7. Write notes or keep a diary

Before I go any further with this tip - you must ALWAYS be careful about patient confidentiality. Never write down anything that might identify a patient. This doesn’t just mean avoiding referring to them by name, but can include details like age, ethnicity, where they are from… Besides, the patient specifics aren’t what are important to your work experience!

With that said, it would be a real shame if all of your efforts in getting work experience and all of the excellent questions you asked were to go to waste because you forgot what happened! When you get a spare moment, or maybe just after you leave your placement for the day, write down things that you have seen and learned. Note what you feel, what surprised you, what you enjoyed and didn’t enjoy! It will all come in handy later.

8. Reflect afterwards

After your work experience is over, set a writing target for yourself, such as 400 words. Then sit down and reflect on everything you experienced. Again, be mindful of confidentiality, but this should be more about your thoughts and feelings on a medical career.

Reflection is part of being a medical student and a doctor - throughout your career you will be asked regularly to reflect on your studies and practice, so it’s a good skill to start learning. Be honest - what thing about my week put me off this career?

If you are going to write about your work experience in your personal statement and talk about it at interview (and you are!) then this is the best way to get your head around what everything you saw means and how it has helped you. You should relate it to your other experiences and skills (for example, you saw a doctor display leadership, and you learned to be a leader as captain of your Korfball team) and your knowledge of medical ethics (for example, you saw a patient waiting for a liver transplant, and you have read about the ethics of transplant allocation).

9. Choose your medical school wisely

Some medical schools like Bristol may ask for specifically medical work experience for a prescribed length of time. These are exceptions, rather than the rule. If you have a fortnight or more of work experience in a medical setting, maybe that would be an advantage in applying there! If you don’t, there are plenty of medical schools with less stringent requirements.

It is totally reasonable to think about which medical schools you want to apply to based on whether or not you have a chance of getting in - applying where you won’t be accepted is a waste of everyone’s time! That said, make sure you’re also applying to places you want to live in, and courses you want to study.

DON’T call up the admissions department and ask whether you’ll get in, as this is not looked upon favourably! All the entrance requirements should be available to you somewhere.

10. Be grateful and polite

They’re doing you a favour!

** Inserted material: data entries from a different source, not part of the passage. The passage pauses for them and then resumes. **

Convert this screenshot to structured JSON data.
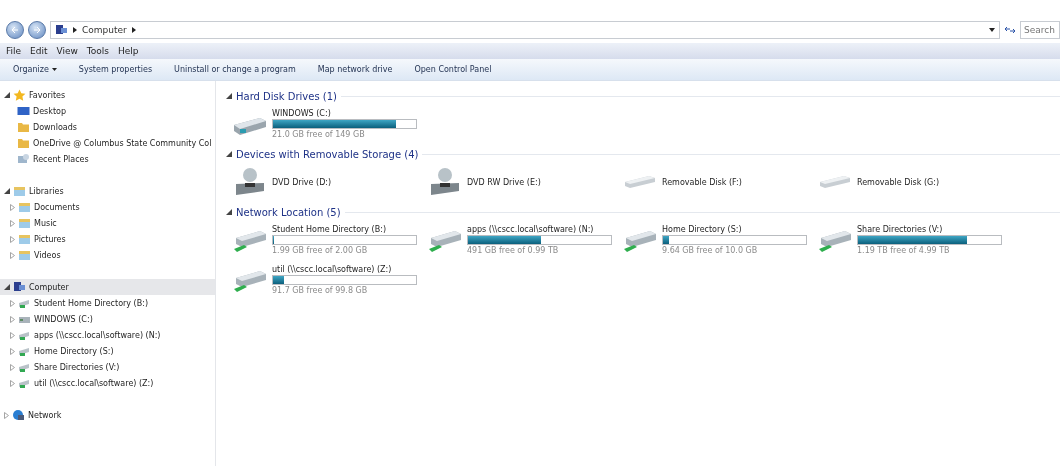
{
  "address": {
    "path": "Computer",
    "search_placeholder": "Search"
  },
  "menu": [
    "File",
    "Edit",
    "View",
    "Tools",
    "Help"
  ],
  "toolbar": [
    {
      "label": "Organize",
      "dropdown": true
    },
    {
      "label": "System properties",
      "dropdown": false
    },
    {
      "label": "Uninstall or change a program",
      "dropdown": false
    },
    {
      "label": "Map network drive",
      "dropdown": false
    },
    {
      "label": "Open Control Panel",
      "dropdown": false
    }
  ],
  "sidebar": {
    "groups": [
      {
        "label": "Favorites",
        "kind": "star",
        "expanded": true,
        "selected": false,
        "children": [
          {
            "label": "Desktop",
            "kind": "desktop"
          },
          {
            "label": "Downloads",
            "kind": "folder"
          },
          {
            "label": "OneDrive @ Columbus State Community Col",
            "kind": "folder"
          },
          {
            "label": "Recent Places",
            "kind": "recent"
          }
        ]
      },
      {
        "label": "Libraries",
        "kind": "library",
        "expanded": true,
        "selected": false,
        "children": [
          {
            "label": "Documents",
            "kind": "library",
            "expanded": false
          },
          {
            "label": "Music",
            "kind": "library",
            "expanded": false
          },
          {
            "label": "Pictures",
            "kind": "library",
            "expanded": false
          },
          {
            "label": "Videos",
            "kind": "library",
            "expanded": false
          }
        ]
      },
      {
        "label": "Computer",
        "kind": "computer",
        "expanded": true,
        "selected": true,
        "children": [
          {
            "label": "Student Home Directory (B:)",
            "kind": "network",
            "expanded": false
          },
          {
            "label": "WINDOWS (C:)",
            "kind": "hdd",
            "expanded": false
          },
          {
            "label": "apps (\\\\cscc.local\\software) (N:)",
            "kind": "network",
            "expanded": false
          },
          {
            "label": "Home Directory (S:)",
            "kind": "network",
            "expanded": false
          },
          {
            "label": "Share Directories (V:)",
            "kind": "network",
            "expanded": false
          },
          {
            "label": "util (\\\\cscc.local\\software) (Z:)",
            "kind": "network",
            "expanded": false
          }
        ]
      },
      {
        "label": "Network",
        "kind": "network-globe",
        "expanded": false,
        "selected": false
      }
    ]
  },
  "sections": [
    {
      "title": "Hard Disk Drives (1)",
      "expanded": true,
      "drives": [
        {
          "name": "WINDOWS (C:)",
          "kind": "hdd",
          "level": 0.86,
          "free": "21.0 GB free of 149 GB"
        }
      ]
    },
    {
      "title": "Devices with Removable Storage (4)",
      "expanded": true,
      "drives": [
        {
          "name": "DVD Drive (D:)",
          "kind": "dvd"
        },
        {
          "name": "DVD RW Drive (E:)",
          "kind": "dvd"
        },
        {
          "name": "Removable Disk (F:)",
          "kind": "removable"
        },
        {
          "name": "Removable Disk (G:)",
          "kind": "removable"
        }
      ]
    },
    {
      "title": "Network Location (5)",
      "expanded": true,
      "drives": [
        {
          "name": "Student Home Directory (B:)",
          "kind": "network",
          "level": 0.005,
          "free": "1.99 GB free of 2.00 GB"
        },
        {
          "name": "apps (\\\\cscc.local\\software) (N:)",
          "kind": "network",
          "level": 0.51,
          "free": "491 GB free of 0.99 TB"
        },
        {
          "name": "Home Directory (S:)",
          "kind": "network",
          "level": 0.04,
          "free": "9.64 GB free of 10.0 GB"
        },
        {
          "name": "Share Directories (V:)",
          "kind": "network",
          "level": 0.76,
          "free": "1.19 TB free of 4.99 TB"
        },
        {
          "name": "util (\\\\cscc.local\\software) (Z:)",
          "kind": "network",
          "level": 0.08,
          "free": "91.7 GB free of 99.8 GB"
        }
      ]
    }
  ]
}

As part of the Applican course, we help you mould and focus your work experience in preparation for submitting your personal statement and discussing it properly in an interview setting - to find out more about our course click here: